Data for this exercise:
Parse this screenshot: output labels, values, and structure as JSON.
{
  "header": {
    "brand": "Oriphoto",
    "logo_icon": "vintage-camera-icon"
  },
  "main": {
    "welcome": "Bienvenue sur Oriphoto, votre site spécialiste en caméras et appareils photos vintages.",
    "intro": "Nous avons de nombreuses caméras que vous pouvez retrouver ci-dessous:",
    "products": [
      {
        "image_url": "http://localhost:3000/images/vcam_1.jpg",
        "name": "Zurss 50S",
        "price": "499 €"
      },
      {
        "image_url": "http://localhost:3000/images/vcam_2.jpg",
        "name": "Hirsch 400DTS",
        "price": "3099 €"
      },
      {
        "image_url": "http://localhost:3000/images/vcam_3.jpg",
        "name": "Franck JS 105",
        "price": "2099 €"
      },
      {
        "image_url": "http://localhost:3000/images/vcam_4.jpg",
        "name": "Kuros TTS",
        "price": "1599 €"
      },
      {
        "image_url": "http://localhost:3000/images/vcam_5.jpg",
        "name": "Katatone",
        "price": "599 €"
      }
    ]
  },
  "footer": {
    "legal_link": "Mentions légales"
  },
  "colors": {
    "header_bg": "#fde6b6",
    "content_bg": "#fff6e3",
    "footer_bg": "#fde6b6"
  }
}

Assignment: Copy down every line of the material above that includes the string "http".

Exercise result:
        "image_url": "http://localhost:3000/images/vcam_1.jpg",
        "image_url": "http://localhost:3000/images/vcam_2.jpg",
        "image_url": "http://localhost:3000/images/vcam_3.jpg",
        "image_url": "http://localhost:3000/images/vcam_4.jpg",
        "image_url": "http://localhost:3000/images/vcam_5.jpg",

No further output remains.